Jun 232009
 
 June 23, 2009  Posted by  Breaches, Court, Featured News, Govt, Non-U.S., Surveillance

The Federal Court of Canada has ruled the search of a suspected terrorist’s home violated his constitutional rights and ordered the Canada Border Services Agency to return everything it seized.

In a 24-page decision released Tuesday, Justice Simon Noel says the May 12 raid violated the Charter rights of Mohamed Harkat. He also ordered the agency to destroy any copies it made of the seized information.

“The breach of Mr. Harkat’s Charter rights was significant,” Noel wrote.

“While the CBSA may not have acted in bad faith, they acted with disregard for the terms of the former order and the requirements of Section 8 of the Charter.

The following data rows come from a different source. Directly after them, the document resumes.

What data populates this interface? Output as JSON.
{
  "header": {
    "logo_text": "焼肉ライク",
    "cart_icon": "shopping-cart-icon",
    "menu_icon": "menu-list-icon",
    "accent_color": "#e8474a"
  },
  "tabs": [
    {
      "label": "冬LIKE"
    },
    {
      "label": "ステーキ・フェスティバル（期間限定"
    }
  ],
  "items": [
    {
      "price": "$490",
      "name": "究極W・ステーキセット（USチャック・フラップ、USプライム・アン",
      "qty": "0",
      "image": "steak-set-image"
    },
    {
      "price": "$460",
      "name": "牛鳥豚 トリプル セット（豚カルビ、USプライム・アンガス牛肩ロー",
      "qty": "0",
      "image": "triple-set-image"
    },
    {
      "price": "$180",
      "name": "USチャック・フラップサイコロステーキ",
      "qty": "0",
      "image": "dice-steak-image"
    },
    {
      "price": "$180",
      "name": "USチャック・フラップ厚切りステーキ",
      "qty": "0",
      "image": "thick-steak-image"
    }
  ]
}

“This court cannot condone the type of intrusive search undertaken by the CBSA. Mr. Harkat may have a diminished expectation of privacy [because he was out on bail], but that does not give the state a ‘carte blanche’ to unreasonably intrude on what privacy is left to him.”

Read more from the Canadian Press.

(Photo: Mohamed Harkat (l) with his “public counsel”, Mathew Webber. Cristin Schmitz for The Lawyers Weekly)

Sorry, the comment form is closed at this time.